- Even those who made the effort to invest the credit in their businesses many times failed to make a positive impact, mainly due to lack of experience and/or business capabilities. Let’s face it, not everyone is of the entrepreneurial kin, be they rich or poor, educated or not.
- Our objective was to grant “x” number of credits per year. Given that it was proving difficult, and to make sure we achieved it to please the donor, our counterpart organization decided to pay the social workers a commission for every credit granted. Were those credits being properly evaluated? Did all those people really need the credits or the amount being granted? Could they actually pay back the money, taking into account their income level? All these things just became second in the priority line; the objective was to meet the target. Welcome to the system!
- Sometimes people could not pay back: after our repeated door-to-door visits like debt collectors, the only alternative left was to either write the credit off or to continue to fill the NGO storage room with assets that were theoretically equivalent to the outstanding payments, and that would rarely be sold.
Looking back at the results we came across all possible scenarios: people who actually managed to improve and grow their businesses; those who had a good experience but whose businesses stayed the same; those who struggled to pay back and felt relieved after doing so—promising themselves never again to take a loan; and those who ended up inside a never-ending circle of indebtedness. Whatever the case, the end result was that once the program finished, most people went back to “similar than before”; the main thing that had changed was that they had moved from being dependent on others to being dependent on us, but still dependent—not quite my idea of what development programs should achieve.
So I decided that if I were to pursue my work in the social sector, I had to find something that was more fit with this independent/self-sufficiency idea of mine.
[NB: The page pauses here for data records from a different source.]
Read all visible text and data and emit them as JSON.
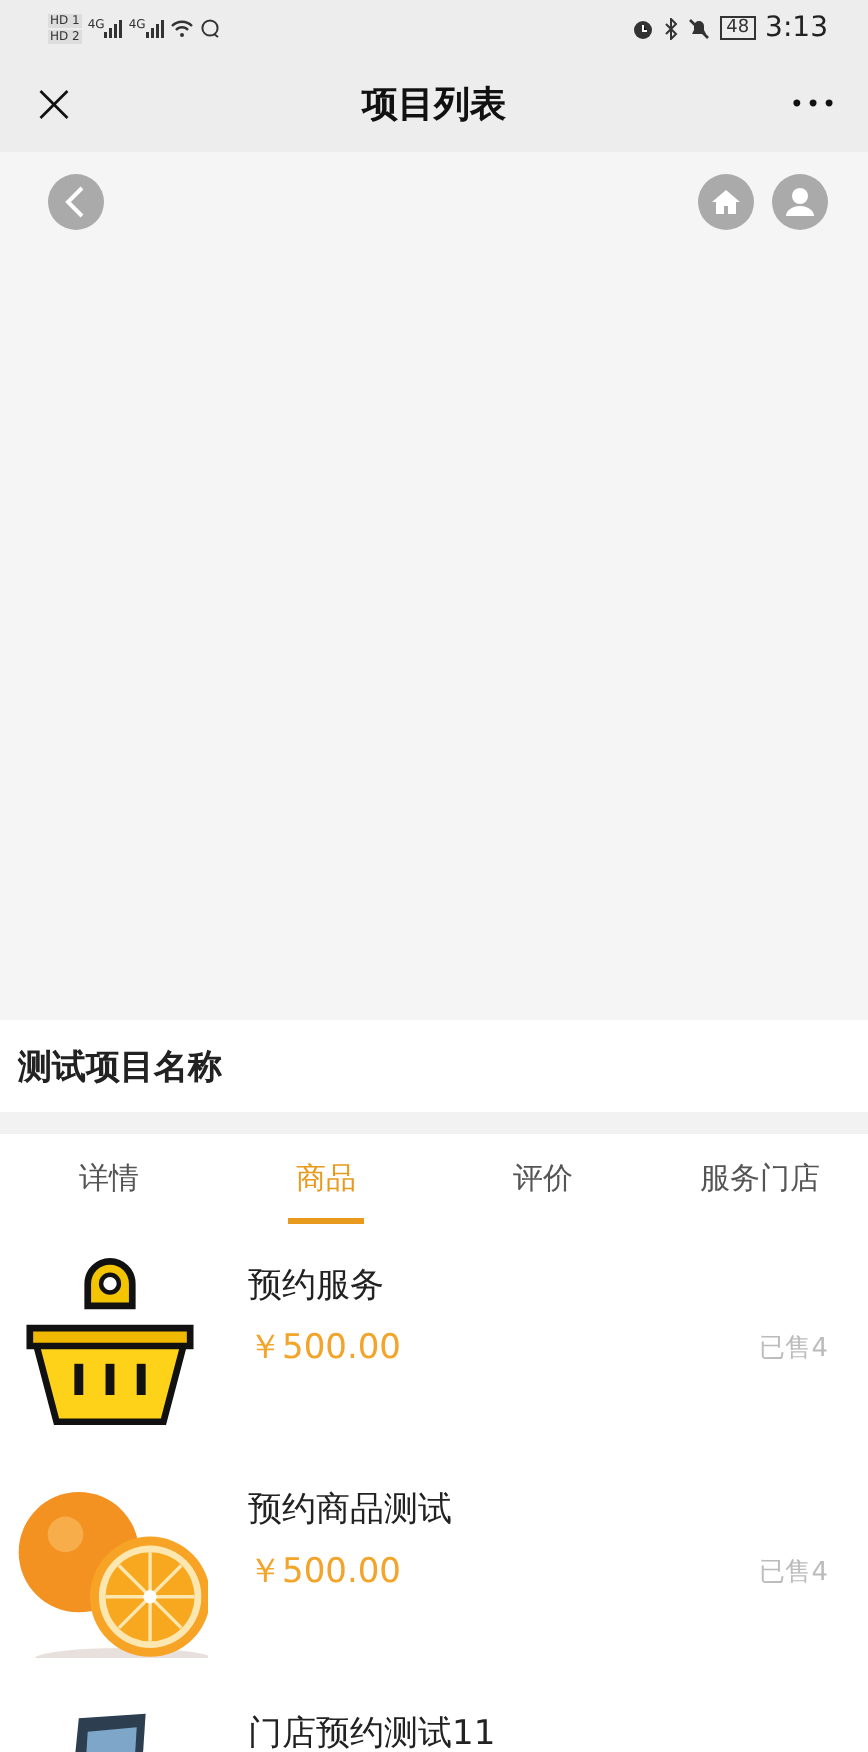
{
  "status_bar": {
    "sim_labels": [
      "HD 1",
      "HD 2"
    ],
    "network": [
      "4G",
      "4G"
    ],
    "battery": "48",
    "time": "3:13"
  },
  "nav_bar": {
    "close": "×",
    "title": "项目列表",
    "more": "•••"
  },
  "project": {
    "name": "测试项目名称"
  },
  "tabs": [
    {
      "label": "详情",
      "selected": false
    },
    {
      "label": "商品",
      "selected": true
    },
    {
      "label": "评价",
      "selected": false
    },
    {
      "label": "服务门店",
      "selected": false
    }
  ],
  "products": [
    {
      "kind": "picture",
      "name": "预约服务",
      "price": "￥500.00",
      "sold": "已售4"
    },
    {
      "kind": "picture",
      "name": "预约商品测试",
      "price": "￥500.00",
      "sold": "已售4"
    },
    {
      "kind": "picture",
      "name": "门店预约测试11"
    }
  ]
}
And so we’re back to when I came across KAF methodology.
Part II of this amazing tale is coming pretty soon!